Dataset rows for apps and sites
[Start of section]

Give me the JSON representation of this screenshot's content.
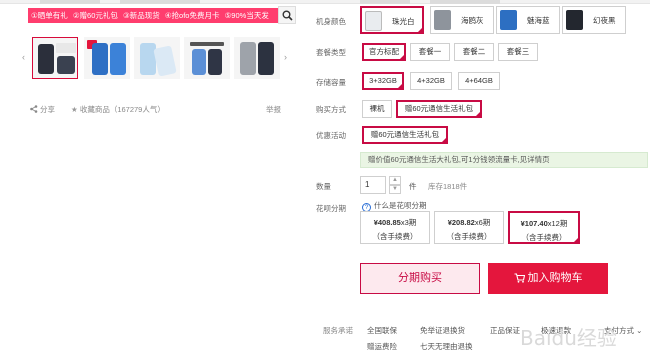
{
  "promo": {
    "items": [
      "①晒单有礼",
      "②赠60元礼包",
      "③新品现货",
      "④抢ofo免费月卡",
      "⑤90%当天发"
    ]
  },
  "gallery": {
    "prev": "‹",
    "next": "›"
  },
  "share_bar": {
    "share": "分享",
    "favorite": "收藏商品",
    "popularity": "（167279人气）",
    "report": "举报"
  },
  "specs": {
    "color": {
      "label": "机身颜色",
      "options": [
        {
          "name": "珠光白",
          "selected": true
        },
        {
          "name": "海鸥灰",
          "selected": false
        },
        {
          "name": "魅海蓝",
          "selected": false
        },
        {
          "name": "幻夜黑",
          "selected": false
        }
      ]
    },
    "package": {
      "label": "套餐类型",
      "options": [
        {
          "name": "官方标配",
          "selected": true
        },
        {
          "name": "套餐一",
          "selected": false
        },
        {
          "name": "套餐二",
          "selected": false
        },
        {
          "name": "套餐三",
          "selected": false
        }
      ]
    },
    "storage": {
      "label": "存储容量",
      "options": [
        {
          "name": "3+32GB",
          "selected": true
        },
        {
          "name": "4+32GB",
          "selected": false
        },
        {
          "name": "4+64GB",
          "selected": false
        }
      ]
    },
    "purchase": {
      "label": "购买方式",
      "options": [
        {
          "name": "裸机",
          "selected": false
        },
        {
          "name": "赠60元通信生活礼包",
          "selected": true
        }
      ]
    },
    "promotion": {
      "label": "优惠活动",
      "option": "赠60元通信生活礼包",
      "tip": "赠价值60元通信生活大礼包,可1分钱领流量卡,见详情页"
    }
  },
  "quantity": {
    "label": "数量",
    "value": "1",
    "unit": "件",
    "stock": "库存1818件",
    "up": "▲",
    "down": "▼"
  },
  "huabei": {
    "label": "花呗分期",
    "info": "什么是花呗分期",
    "info_icon": "?",
    "plans": [
      {
        "amount": "¥408.85",
        "period": "x3期",
        "note": "（含手续费）",
        "selected": false
      },
      {
        "amount": "¥208.82",
        "period": "x6期",
        "note": "（含手续费）",
        "selected": false
      },
      {
        "amount": "¥107.40",
        "period": "x12期",
        "note": "（含手续费）",
        "selected": true
      }
    ]
  },
  "actions": {
    "installment": "分期购买",
    "add_to_cart": "加入购物车"
  },
  "service": {
    "label": "服务承诺",
    "items": [
      "全国联保",
      "免举证退换货",
      "正品保证",
      "极速退款",
      "赠运费险",
      "七天无理由退换"
    ],
    "payment": "支付方式"
  },
  "watermark": "Baidu经验",
  "colors": {
    "accent": "#c80b44",
    "promo_bg": "#ff3d6e",
    "cart_bg": "#e4163d",
    "tip_bg": "#eaf5e4"
  }
}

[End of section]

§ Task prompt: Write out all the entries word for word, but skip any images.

§ Response to this task:
Give me the JSON representation of this screenshot's content.
{
  "promo": {
    "items": [
      "①晒单有礼",
      "②赠60元礼包",
      "③新品现货",
      "④抢ofo免费月卡",
      "⑤90%当天发"
    ]
  },
  "gallery": {
    "prev": "‹",
    "next": "›"
  },
  "share_bar": {
    "share": "分享",
    "favorite": "收藏商品",
    "popularity": "（167279人气）",
    "report": "举报"
  },
  "specs": {
    "color": {
      "label": "机身颜色",
      "options": [
        {
          "name": "珠光白",
          "selected": true
        },
        {
          "name": "海鸥灰",
          "selected": false
        },
        {
          "name": "魅海蓝",
          "selected": false
        },
        {
          "name": "幻夜黑",
          "selected": false
        }
      ]
    },
    "package": {
      "label": "套餐类型",
      "options": [
        {
          "name": "官方标配",
          "selected": true
        },
        {
          "name": "套餐一",
          "selected": false
        },
        {
          "name": "套餐二",
          "selected": false
        },
        {
          "name": "套餐三",
          "selected": false
        }
      ]
    },
    "storage": {
      "label": "存储容量",
      "options": [
        {
          "name": "3+32GB",
          "selected": true
        },
        {
          "name": "4+32GB",
          "selected": false
        },
        {
          "name": "4+64GB",
          "selected": false
        }
      ]
    },
    "purchase": {
      "label": "购买方式",
      "options": [
        {
          "name": "裸机",
          "selected": false
        },
        {
          "name": "赠60元通信生活礼包",
          "selected": true
        }
      ]
    },
    "promotion": {
      "label": "优惠活动",
      "option": "赠60元通信生活礼包",
      "tip": "赠价值60元通信生活大礼包,可1分钱领流量卡,见详情页"
    }
  },
  "quantity": {
    "label": "数量",
    "value": "1",
    "unit": "件",
    "stock": "库存1818件",
    "up": "▲",
    "down": "▼"
  },
  "huabei": {
    "label": "花呗分期",
    "info": "什么是花呗分期",
    "info_icon": "?",
    "plans": [
      {
        "amount": "¥408.85",
        "period": "x3期",
        "note": "（含手续费）",
        "selected": false
      },
      {
        "amount": "¥208.82",
        "period": "x6期",
        "note": "（含手续费）",
        "selected": false
      },
      {
        "amount": "¥107.40",
        "period": "x12期",
        "note": "（含手续费）",
        "selected": true
      }
    ]
  },
  "actions": {
    "installment": "分期购买",
    "add_to_cart": "加入购物车"
  },
  "service": {
    "label": "服务承诺",
    "items": [
      "全国联保",
      "免举证退换货",
      "正品保证",
      "极速退款",
      "赠运费险",
      "七天无理由退换"
    ],
    "payment": "支付方式"
  },
  "watermark": "Baidu经验",
  "colors": {
    "accent": "#c80b44",
    "promo_bg": "#ff3d6e",
    "cart_bg": "#e4163d",
    "tip_bg": "#eaf5e4"
  }
}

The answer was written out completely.